─── Materials provided ───

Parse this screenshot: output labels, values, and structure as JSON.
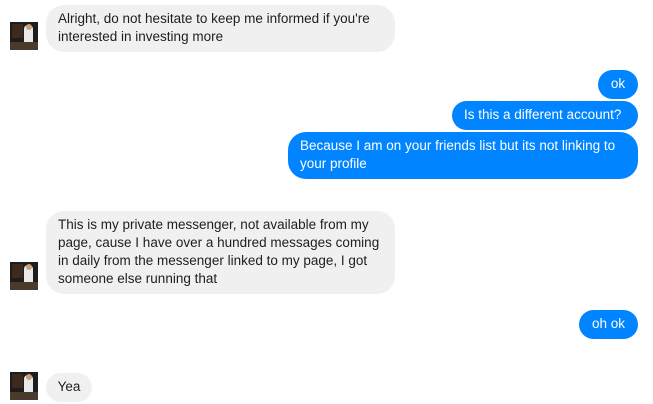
{
  "conversation": {
    "messages": [
      {
        "direction": "incoming",
        "text": "Alright, do not hesitate to keep me informed if you're interested in investing more"
      },
      {
        "direction": "outgoing",
        "text": "ok"
      },
      {
        "direction": "outgoing",
        "text": "Is this a different account?"
      },
      {
        "direction": "outgoing",
        "text": "Because I am on your friends list but its not linking to your profile"
      },
      {
        "direction": "incoming",
        "text": "This is my private messenger, not available from my page, cause I have over a hundred messages coming in daily from the messenger linked  to my page, I got someone else running that"
      },
      {
        "direction": "outgoing",
        "text": "oh ok"
      },
      {
        "direction": "incoming",
        "text": "Yea"
      }
    ]
  },
  "colors": {
    "incoming_bubble": "#f1f0f0",
    "outgoing_bubble": "#0084ff"
  },
  "icons": {
    "avatar": "contact-avatar-icon"
  }
}
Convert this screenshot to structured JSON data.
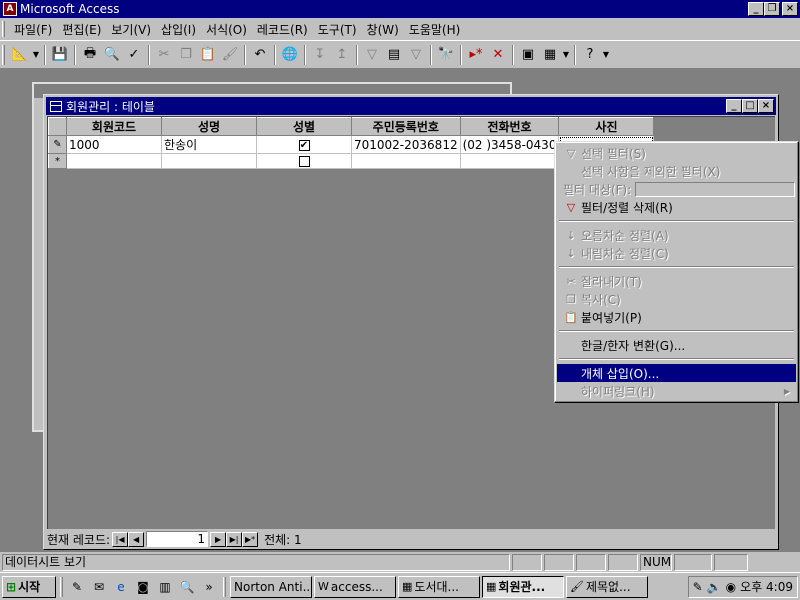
{
  "app": {
    "title": "Microsoft Access",
    "caption_buttons": {
      "minimize": "_",
      "restore": "❐",
      "close": "×"
    }
  },
  "menubar": {
    "items": [
      "파일(F)",
      "편집(E)",
      "보기(V)",
      "삽입(I)",
      "서식(O)",
      "레코드(R)",
      "도구(T)",
      "창(W)",
      "도움말(H)"
    ]
  },
  "table_window": {
    "title": "회원관리 : 테이블",
    "columns": [
      "회원코드",
      "성명",
      "성별",
      "주민등록번호",
      "전화번호",
      "사진"
    ],
    "rows": [
      {
        "selector": "✎",
        "code": "1000",
        "name": "한송이",
        "gender_checked": true,
        "ssn": "701002-2036812",
        "phone": "(02 )3458-0430",
        "photo": ""
      },
      {
        "selector": "*",
        "code": "",
        "name": "",
        "gender_checked": false,
        "ssn": "",
        "phone": "",
        "photo": ""
      }
    ]
  },
  "navigation": {
    "label": "현재 레코드:",
    "current": "1",
    "total_label": "전체: 1",
    "buttons": {
      "first": "|◀",
      "prev": "◀",
      "next": "▶",
      "last": "▶|",
      "new": "▶*"
    }
  },
  "context_menu": {
    "items": [
      {
        "label": "선택 필터(S)",
        "icon": "filter-selection-icon",
        "glyph": "▽",
        "disabled": true
      },
      {
        "label": "선택 사항을 제외한 필터(X)",
        "icon": "",
        "glyph": "",
        "disabled": true
      },
      {
        "label": "필터 대상(F):",
        "icon": "",
        "glyph": "",
        "disabled": true,
        "has_input": true
      },
      {
        "label": "필터/정렬 삭제(R)",
        "icon": "remove-filter-icon",
        "glyph": "▽",
        "disabled": false
      },
      {
        "sep": true
      },
      {
        "label": "오름차순 정렬(A)",
        "icon": "sort-ascending-icon",
        "glyph": "↓",
        "disabled": true
      },
      {
        "label": "내림차순 정렬(C)",
        "icon": "sort-descending-icon",
        "glyph": "↓",
        "disabled": true
      },
      {
        "sep": true
      },
      {
        "label": "잘라내기(T)",
        "icon": "cut-icon",
        "glyph": "✂",
        "disabled": true
      },
      {
        "label": "복사(C)",
        "icon": "copy-icon",
        "glyph": "❐",
        "disabled": true
      },
      {
        "label": "붙여넣기(P)",
        "icon": "paste-icon",
        "glyph": "📋",
        "disabled": false
      },
      {
        "sep": true
      },
      {
        "label": "한글/한자 변환(G)...",
        "icon": "",
        "glyph": "",
        "disabled": false
      },
      {
        "sep": true
      },
      {
        "label": "개체 삽입(O)...",
        "icon": "",
        "glyph": "",
        "disabled": false,
        "highlighted": true
      },
      {
        "label": "하이퍼링크(H)",
        "icon": "",
        "glyph": "",
        "disabled": true,
        "submenu": true
      }
    ]
  },
  "statusbar": {
    "text": "데이터시트 보기",
    "num": "NUM"
  },
  "taskbar": {
    "start_label": "시작",
    "tasks": [
      {
        "label": "Norton Anti...",
        "icon": "norton-icon",
        "active": false
      },
      {
        "label": "access...",
        "icon": "word-doc-icon",
        "active": false
      },
      {
        "label": "도서대...",
        "icon": "table-icon",
        "active": false
      },
      {
        "label": "회원관...",
        "icon": "table-icon",
        "active": true
      },
      {
        "label": "제목없...",
        "icon": "paint-icon",
        "active": false
      }
    ],
    "clock": "오후 4:09"
  }
}
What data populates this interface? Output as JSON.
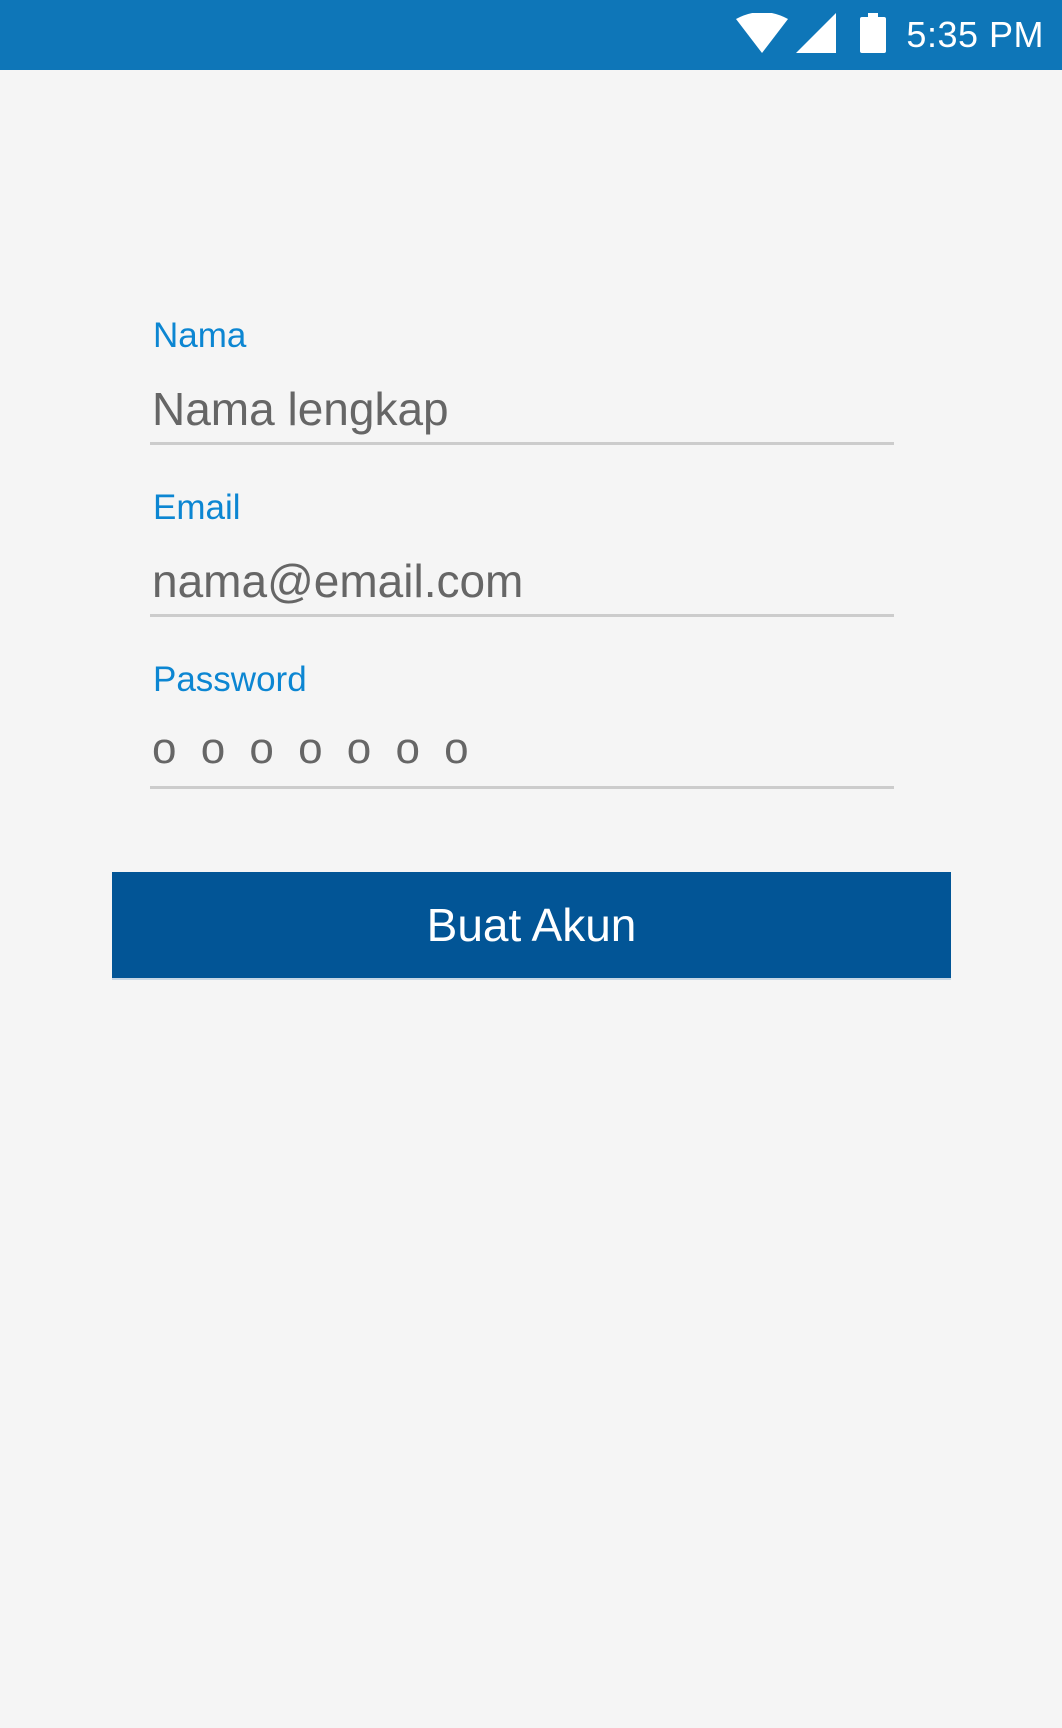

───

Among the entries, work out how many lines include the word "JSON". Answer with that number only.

3